Scuba diving Poor Knights Islands in New Zealand serves up some of the world’s most unique diving. Washed by warm tropical currents, these temperate islands abound with subtropical marine life.
Macro life in the Mergui Archipelago is abundant and diverse. Here’s the first of a two-part guide to what you’ll see.
The best scuba diving in Krabi offers drop-offs, reefs, wall dives, swim-throughs, and caverns that are home to over 200 species of fish and 80 species of coral.
The diving in the Maldives is iconic, with everything from macro to manta rays. Here are our picks for some of the best scuba diving in the north Maldives.
Although the Galapagos is by far the country’s most famous dive destination, you can also dive with giant manta rays in Ecuador along the coast.
The best diving in Sulawesi ranges from walls to reefs to pelagics and macro. With so much to see, here are a few of our choices for must-dives.
Umzumbe in KwaZulu-Natal in South Africa is not a particularly famous dive location, but last November two divers discovered a coelacanth.
You’ll cover some serious nautical miles when diving with blue and mako sharks in South Africa — but the long boat ride will be well worth it.
White Star Park near Gibsonburg, Ohio offers 800 acres of lovely scenery, and features White Star Quarry, a freshwater lake perfect for a day’s diving.
While Tahiti is the most famous island in French Polynesia, divers know that Rangiroa is tops for underwater action.
Veterans Park at Redondo Beach is best known as a dive-training site, but it’s also a relaxing shore dive for experienced divers.
The water is cold but usually clear and filled with life when diving British Columbia. Here are some tips to make the experience even more enjoyable.
For a temperate-water destination, Melbourne has some of the most enthusiastic divers in Australia. And after diving Melbourne’s piers, it’s easy to see why.
Lake Tahoe, which straddles the border of California and Nevada, is renowned for stunning topside scenery. But the scuba diving in Lake Tahoe is lovely as well.
Cross the famous watery graveyard of Iron Bottom Sound from Honiara, capital of the Solomon Islands, and you’ll find a hidden gem for lovers of wrecks and reefs: Tulagi.

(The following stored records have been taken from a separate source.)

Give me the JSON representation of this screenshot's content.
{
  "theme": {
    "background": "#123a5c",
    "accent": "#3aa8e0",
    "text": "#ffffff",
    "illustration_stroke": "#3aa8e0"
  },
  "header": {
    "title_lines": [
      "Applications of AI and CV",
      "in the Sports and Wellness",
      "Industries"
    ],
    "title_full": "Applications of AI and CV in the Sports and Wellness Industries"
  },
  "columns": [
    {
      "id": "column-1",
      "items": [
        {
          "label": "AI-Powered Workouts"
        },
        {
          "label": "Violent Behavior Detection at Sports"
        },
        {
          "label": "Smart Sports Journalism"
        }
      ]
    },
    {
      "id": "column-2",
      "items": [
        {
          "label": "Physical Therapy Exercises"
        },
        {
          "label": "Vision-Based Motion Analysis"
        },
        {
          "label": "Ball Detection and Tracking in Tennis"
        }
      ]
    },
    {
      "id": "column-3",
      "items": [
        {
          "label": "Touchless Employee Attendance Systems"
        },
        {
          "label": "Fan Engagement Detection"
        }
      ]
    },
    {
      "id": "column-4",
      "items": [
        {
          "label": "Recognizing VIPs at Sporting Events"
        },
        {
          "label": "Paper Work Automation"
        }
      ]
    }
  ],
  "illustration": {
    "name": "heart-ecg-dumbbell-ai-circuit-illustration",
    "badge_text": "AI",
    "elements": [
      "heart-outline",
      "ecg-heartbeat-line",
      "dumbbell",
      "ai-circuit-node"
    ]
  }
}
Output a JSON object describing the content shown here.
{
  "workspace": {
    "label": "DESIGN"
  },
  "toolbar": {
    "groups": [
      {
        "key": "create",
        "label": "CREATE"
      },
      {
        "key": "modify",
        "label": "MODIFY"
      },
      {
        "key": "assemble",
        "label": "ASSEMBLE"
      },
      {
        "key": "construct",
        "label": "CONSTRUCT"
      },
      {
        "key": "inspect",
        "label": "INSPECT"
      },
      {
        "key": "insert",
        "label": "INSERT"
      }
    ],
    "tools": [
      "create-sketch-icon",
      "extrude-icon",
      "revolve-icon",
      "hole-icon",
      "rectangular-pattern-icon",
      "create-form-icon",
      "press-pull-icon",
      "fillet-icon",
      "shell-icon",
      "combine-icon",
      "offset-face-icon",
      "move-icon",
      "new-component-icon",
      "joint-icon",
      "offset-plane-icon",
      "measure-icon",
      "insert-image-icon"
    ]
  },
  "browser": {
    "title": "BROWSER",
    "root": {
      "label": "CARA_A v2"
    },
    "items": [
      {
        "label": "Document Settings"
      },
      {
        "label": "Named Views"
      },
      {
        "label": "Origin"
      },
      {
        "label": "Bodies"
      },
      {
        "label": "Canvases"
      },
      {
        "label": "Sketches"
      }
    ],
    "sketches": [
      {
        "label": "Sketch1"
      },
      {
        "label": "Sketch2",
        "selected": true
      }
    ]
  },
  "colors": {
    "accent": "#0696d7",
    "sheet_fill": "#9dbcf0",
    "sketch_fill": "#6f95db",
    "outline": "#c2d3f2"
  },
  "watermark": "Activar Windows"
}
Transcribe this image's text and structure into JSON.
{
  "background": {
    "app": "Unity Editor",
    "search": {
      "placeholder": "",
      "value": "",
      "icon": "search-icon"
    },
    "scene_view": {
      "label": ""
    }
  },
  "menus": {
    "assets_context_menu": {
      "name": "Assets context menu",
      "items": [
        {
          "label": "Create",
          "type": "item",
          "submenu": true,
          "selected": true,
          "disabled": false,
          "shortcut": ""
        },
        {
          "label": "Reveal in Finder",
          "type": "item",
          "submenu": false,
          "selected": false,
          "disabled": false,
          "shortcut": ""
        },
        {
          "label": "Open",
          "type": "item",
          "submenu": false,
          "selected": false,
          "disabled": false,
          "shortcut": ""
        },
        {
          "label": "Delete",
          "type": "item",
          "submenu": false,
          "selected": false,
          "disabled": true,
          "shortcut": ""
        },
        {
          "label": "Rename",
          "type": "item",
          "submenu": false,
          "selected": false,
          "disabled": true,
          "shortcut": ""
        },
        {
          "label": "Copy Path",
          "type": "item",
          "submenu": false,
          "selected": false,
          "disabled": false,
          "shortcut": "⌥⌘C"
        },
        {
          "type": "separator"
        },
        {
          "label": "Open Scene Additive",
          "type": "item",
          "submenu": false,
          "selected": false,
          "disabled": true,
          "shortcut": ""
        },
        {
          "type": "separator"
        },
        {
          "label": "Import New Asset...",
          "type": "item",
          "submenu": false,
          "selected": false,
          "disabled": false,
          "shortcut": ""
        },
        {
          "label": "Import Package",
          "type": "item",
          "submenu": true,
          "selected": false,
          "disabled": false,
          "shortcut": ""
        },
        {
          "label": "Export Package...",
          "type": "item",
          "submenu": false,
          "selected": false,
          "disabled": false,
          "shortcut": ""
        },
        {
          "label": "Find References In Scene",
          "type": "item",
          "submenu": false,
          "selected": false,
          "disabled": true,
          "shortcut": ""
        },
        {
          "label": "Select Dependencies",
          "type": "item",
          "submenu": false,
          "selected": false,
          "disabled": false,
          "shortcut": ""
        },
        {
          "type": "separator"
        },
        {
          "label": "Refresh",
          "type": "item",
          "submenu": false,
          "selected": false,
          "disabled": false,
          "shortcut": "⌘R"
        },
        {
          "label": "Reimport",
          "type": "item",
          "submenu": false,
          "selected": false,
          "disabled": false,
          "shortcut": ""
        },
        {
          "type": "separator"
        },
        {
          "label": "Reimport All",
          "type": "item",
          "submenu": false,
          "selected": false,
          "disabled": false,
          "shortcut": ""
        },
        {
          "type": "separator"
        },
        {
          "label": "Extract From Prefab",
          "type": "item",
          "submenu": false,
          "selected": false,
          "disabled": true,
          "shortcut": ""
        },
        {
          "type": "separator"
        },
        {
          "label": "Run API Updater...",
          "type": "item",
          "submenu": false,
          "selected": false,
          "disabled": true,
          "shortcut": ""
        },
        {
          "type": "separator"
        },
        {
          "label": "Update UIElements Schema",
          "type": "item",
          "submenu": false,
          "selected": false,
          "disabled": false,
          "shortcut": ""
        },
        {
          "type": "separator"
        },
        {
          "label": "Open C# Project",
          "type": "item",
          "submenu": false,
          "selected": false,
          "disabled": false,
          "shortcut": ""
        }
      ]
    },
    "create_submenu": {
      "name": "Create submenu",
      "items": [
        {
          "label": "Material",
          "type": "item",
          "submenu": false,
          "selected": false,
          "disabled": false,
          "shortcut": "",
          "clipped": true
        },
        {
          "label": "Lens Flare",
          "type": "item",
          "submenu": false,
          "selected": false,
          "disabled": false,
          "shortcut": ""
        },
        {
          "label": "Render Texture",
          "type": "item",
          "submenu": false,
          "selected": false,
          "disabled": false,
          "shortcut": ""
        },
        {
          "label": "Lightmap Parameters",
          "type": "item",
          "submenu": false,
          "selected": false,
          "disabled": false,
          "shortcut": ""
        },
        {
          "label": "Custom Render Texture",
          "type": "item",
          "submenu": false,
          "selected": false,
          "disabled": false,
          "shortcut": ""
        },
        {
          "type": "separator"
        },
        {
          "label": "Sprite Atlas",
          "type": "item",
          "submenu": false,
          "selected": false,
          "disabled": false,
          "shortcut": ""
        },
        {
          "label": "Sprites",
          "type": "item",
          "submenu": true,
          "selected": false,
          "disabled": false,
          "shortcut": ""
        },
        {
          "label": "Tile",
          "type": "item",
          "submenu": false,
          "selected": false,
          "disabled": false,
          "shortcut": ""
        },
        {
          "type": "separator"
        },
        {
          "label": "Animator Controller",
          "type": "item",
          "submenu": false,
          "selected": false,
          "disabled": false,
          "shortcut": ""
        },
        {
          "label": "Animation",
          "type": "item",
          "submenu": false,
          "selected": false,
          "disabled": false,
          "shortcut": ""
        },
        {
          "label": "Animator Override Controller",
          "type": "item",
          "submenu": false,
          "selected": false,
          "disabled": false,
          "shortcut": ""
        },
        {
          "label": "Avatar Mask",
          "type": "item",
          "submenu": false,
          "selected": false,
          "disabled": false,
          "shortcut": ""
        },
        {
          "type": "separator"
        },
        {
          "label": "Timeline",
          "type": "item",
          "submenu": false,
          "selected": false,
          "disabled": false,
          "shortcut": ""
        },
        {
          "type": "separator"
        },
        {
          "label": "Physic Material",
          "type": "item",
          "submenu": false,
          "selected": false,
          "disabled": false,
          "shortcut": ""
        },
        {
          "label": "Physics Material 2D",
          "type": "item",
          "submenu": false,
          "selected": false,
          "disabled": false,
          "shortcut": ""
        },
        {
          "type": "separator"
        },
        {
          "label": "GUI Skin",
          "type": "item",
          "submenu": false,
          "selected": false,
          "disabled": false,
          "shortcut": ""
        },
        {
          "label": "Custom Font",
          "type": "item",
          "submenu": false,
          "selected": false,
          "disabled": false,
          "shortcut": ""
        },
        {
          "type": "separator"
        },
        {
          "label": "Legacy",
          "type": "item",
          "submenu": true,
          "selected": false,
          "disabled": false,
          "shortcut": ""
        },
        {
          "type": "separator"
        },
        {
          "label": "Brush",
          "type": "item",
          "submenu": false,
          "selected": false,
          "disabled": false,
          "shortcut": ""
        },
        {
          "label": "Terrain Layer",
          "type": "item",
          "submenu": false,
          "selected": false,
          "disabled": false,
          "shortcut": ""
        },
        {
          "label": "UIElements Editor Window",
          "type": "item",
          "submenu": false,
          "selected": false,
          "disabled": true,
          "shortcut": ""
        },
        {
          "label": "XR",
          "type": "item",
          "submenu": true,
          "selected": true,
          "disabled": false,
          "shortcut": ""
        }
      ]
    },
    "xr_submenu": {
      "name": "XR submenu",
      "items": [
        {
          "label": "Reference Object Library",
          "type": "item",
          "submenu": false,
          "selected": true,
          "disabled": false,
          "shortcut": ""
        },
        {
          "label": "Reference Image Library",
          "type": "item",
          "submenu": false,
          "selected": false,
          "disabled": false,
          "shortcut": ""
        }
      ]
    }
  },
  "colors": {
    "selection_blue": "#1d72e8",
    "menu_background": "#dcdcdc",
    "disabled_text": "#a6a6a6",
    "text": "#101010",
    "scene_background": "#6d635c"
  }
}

Although it doesn’t typically pop to mind when considering a dive trip, an underwater prison in Estonia makes for an incredibly unique dive.
Australia’s newest wreck, the ex-HMAS Tobruk, provides divers with another great reason to explore this stretch of the southern Great Barrier Reef.
The South African Cape is well known for fabulous dive sites thanks to the meeting of the Indian and Atlantic Oceans. Miller’s Point is one such site.